I bought a Garmin Forerunner 405 about a month ago and using it for my rides and runs. I previously used a polar HR monitor which obviously didn't have the GPS features of the garmin but did give a read out of calories burned. I've noticed a discrepancy between the total calories burned for the same ride between my garmin and polar. For example, for a 90 min ride and a AHR of 150 my garmin calculated that I burned about 150 calories more than my polar.
I was wondering which (if either) is more accurate and why there is such a difference?
Heart rate really can not be converted into calories burned. You must know that different people have different max heart rates. So if you have 2 riders of equal weight riding next to each other and they both are at 60% of max HR but one is at a HR of 120 and the other is at a HR of 100 does that mean they are burning different amounts of calories? This is an easy example.
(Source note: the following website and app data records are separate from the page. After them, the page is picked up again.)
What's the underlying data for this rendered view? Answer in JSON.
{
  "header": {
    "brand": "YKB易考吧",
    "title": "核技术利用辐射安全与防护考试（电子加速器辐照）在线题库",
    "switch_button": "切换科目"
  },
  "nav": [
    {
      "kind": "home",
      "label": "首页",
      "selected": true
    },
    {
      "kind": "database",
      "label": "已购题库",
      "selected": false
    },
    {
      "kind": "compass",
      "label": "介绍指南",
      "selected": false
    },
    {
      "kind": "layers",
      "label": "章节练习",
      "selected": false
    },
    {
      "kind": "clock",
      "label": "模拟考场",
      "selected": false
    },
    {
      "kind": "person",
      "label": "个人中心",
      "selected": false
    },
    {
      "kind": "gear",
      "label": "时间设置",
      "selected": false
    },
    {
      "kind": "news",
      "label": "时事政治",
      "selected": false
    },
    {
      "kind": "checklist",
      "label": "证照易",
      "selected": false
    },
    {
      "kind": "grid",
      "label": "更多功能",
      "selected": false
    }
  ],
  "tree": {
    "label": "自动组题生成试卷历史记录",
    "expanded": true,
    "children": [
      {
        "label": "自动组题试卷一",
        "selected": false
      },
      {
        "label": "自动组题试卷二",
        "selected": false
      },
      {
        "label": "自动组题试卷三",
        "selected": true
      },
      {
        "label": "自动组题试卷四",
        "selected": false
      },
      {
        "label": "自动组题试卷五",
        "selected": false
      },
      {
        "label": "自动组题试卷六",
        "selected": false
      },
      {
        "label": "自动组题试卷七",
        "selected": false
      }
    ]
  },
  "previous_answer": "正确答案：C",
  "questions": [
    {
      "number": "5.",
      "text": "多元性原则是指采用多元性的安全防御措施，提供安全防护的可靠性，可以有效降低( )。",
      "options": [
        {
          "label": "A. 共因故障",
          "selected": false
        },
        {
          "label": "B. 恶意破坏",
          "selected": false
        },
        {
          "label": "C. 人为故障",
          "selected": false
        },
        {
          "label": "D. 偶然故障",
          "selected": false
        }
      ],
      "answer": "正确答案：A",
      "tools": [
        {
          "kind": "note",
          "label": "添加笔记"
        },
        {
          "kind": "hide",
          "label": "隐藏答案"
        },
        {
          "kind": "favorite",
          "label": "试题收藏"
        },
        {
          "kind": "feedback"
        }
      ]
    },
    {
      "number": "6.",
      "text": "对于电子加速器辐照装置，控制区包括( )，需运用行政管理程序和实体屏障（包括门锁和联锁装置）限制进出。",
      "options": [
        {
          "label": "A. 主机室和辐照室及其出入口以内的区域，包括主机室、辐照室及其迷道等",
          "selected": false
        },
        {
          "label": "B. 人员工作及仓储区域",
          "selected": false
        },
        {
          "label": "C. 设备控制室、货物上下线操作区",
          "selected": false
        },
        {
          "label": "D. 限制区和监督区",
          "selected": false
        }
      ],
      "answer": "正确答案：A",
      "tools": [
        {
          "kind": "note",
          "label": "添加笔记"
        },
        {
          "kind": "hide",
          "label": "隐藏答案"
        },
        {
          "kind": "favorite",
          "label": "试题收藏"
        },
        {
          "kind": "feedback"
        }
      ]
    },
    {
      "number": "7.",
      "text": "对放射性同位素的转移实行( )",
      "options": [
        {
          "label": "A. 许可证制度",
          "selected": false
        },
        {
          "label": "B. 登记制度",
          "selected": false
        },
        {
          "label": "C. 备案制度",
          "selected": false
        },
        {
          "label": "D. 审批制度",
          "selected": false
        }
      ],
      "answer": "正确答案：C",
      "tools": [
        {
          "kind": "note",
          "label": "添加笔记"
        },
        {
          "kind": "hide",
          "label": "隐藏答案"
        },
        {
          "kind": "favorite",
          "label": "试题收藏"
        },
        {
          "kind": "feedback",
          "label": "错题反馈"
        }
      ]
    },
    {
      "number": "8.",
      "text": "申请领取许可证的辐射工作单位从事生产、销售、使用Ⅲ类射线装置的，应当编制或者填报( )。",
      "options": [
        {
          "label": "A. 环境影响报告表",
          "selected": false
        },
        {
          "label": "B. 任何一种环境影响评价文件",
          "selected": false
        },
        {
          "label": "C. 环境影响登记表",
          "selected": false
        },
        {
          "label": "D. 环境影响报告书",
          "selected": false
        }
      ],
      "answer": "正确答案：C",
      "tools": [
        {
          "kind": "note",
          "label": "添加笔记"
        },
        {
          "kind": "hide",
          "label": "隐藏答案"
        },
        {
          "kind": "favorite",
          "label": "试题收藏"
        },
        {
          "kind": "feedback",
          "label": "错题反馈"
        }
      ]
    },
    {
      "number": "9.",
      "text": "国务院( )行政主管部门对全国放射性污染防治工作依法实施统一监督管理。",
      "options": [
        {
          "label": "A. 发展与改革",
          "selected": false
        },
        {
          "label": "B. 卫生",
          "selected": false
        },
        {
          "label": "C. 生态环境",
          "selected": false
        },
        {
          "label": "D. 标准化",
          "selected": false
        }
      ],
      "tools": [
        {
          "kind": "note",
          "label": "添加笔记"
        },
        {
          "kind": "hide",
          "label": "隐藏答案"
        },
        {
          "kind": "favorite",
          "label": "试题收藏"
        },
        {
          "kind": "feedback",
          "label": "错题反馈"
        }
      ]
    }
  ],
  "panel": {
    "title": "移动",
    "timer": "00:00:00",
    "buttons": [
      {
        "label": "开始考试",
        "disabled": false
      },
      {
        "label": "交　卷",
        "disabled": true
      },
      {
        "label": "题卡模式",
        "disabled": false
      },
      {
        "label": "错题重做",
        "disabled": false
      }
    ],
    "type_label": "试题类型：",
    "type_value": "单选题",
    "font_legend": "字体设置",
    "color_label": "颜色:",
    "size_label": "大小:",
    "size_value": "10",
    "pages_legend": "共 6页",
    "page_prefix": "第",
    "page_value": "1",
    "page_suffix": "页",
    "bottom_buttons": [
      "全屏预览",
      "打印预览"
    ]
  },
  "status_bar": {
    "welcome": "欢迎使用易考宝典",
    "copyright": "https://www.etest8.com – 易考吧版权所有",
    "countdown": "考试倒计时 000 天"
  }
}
Take a really fit professional rider. He is riding up a 7% grade at 10 mph at a 140 HR. A recreational rider of the same weight is going up the same grade at 5 mph with a 150 HR. Does that mean the recreational rider is burning more calories?
The notion that HR can be easily converted into calories burned is absurd. For any company to put a "calorie burned" reading on its equipment borders on the fradulent. I will temper this a bit in saying that the consumers want to be lied to because they want the feature, goofy or not.
As others have said, they can't be compared and they are both bogus. Having said that, using one device consistently will give you a relative flavor of calories burned, one day to the next. My polar 720i has a fitness level test that you do, and they then base the calories burned on that.
If you are trying to count calories, use the lowest one (garmin or polar) or use one of the many online calorie burned estimators that are out there.
The notion that HR can be easily converted into calories burned is absurd. For any company to put a "calorie burned" reading on its equipment borders on the fradulent.
It's not absurd. Lab tests have found good correlation between caloric expenditure and HR. The conversion factor used by your HRM may not be perfect but it is reasonably consistent and, in many cases, is the best way to estimate the amount of calories burned for a particular exercise.
My HRM is consistently within about 15% of calories estimated by power output while cycling. Not perfect, but it is consistent and close enough for my needs. It's impossible to precisely know how many calories you use each day but an HRM will help you determine a reasonable estimate that can be adjusted based on your actual weight gain/loss and knowledge of your caloric intake.